### What this task involves
In the records below, count the lines that have "skin" and answer with the number alone.

[Dataset items]
----------

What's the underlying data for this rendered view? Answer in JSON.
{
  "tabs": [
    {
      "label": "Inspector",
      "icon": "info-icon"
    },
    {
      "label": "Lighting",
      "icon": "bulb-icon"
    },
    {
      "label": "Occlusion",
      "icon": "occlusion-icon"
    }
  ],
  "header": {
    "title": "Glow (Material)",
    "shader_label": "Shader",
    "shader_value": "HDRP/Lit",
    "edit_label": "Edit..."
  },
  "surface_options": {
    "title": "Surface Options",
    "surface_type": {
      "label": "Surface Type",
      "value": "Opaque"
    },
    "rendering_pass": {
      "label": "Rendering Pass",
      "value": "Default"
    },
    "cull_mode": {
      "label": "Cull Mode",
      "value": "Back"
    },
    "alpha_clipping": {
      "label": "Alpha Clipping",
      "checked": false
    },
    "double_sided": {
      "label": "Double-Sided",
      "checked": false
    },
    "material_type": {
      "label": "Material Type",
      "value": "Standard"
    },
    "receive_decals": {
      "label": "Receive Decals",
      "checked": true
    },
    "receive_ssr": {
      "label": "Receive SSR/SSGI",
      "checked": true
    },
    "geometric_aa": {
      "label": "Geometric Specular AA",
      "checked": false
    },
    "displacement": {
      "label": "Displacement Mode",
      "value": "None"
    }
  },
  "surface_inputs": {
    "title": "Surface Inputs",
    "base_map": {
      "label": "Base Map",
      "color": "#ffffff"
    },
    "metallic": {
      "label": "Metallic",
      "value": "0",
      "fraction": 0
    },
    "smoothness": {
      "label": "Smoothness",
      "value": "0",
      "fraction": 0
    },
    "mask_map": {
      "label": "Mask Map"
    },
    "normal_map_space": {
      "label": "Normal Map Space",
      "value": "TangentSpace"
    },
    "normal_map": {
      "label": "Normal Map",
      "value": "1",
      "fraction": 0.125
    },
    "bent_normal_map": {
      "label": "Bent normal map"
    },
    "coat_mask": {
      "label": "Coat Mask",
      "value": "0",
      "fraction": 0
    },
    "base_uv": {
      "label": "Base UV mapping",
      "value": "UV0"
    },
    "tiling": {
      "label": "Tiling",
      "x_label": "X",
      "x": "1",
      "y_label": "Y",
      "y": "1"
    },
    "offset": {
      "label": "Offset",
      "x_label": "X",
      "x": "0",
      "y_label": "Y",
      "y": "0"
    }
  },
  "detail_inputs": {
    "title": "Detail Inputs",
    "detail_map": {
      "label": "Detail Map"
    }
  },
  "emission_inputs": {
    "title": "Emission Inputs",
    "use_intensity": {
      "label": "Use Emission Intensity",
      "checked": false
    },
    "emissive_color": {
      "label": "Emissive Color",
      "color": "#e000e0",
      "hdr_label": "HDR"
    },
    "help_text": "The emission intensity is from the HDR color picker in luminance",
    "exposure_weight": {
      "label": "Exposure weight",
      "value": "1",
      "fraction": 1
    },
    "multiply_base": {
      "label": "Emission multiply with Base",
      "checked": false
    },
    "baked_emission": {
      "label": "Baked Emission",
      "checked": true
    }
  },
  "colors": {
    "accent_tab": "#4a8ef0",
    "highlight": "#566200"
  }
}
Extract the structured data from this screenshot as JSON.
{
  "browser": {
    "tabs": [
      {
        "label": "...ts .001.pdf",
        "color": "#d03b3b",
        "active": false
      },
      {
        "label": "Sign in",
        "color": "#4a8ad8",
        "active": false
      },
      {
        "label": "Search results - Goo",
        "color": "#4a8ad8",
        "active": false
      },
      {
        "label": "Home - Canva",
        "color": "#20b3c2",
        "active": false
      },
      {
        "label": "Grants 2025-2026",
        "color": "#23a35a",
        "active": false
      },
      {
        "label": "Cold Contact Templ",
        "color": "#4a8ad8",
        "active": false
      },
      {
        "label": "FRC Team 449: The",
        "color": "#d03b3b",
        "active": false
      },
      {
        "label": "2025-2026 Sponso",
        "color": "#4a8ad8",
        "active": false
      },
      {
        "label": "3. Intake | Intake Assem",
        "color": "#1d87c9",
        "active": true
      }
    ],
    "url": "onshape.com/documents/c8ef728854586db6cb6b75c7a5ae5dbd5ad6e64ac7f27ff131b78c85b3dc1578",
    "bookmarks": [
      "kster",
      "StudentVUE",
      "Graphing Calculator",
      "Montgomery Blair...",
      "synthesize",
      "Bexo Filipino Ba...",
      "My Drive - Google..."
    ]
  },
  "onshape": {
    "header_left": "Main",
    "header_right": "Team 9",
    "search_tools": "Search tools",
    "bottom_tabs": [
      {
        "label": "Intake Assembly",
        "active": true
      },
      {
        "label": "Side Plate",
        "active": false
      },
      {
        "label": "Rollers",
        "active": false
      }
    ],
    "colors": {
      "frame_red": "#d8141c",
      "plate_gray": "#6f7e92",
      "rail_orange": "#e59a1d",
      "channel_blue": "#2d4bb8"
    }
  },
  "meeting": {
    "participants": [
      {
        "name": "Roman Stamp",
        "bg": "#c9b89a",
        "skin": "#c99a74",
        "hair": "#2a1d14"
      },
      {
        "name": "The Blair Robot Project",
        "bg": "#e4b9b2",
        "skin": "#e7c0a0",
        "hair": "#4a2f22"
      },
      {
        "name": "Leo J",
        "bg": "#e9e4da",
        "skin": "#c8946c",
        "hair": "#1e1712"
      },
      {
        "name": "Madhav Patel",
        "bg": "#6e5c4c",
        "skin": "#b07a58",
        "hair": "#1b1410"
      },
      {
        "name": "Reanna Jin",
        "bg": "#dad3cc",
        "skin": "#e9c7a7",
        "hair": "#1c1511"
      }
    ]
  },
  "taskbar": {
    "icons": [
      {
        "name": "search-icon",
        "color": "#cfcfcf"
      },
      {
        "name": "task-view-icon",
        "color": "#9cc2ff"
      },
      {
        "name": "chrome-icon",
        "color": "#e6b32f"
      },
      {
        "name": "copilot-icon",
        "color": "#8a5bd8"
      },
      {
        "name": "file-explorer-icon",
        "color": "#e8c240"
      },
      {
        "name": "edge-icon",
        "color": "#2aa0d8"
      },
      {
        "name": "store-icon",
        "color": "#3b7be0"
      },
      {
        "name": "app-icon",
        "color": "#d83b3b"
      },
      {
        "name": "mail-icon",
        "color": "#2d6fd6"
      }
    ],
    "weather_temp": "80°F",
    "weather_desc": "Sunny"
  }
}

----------

### Solution to this task
5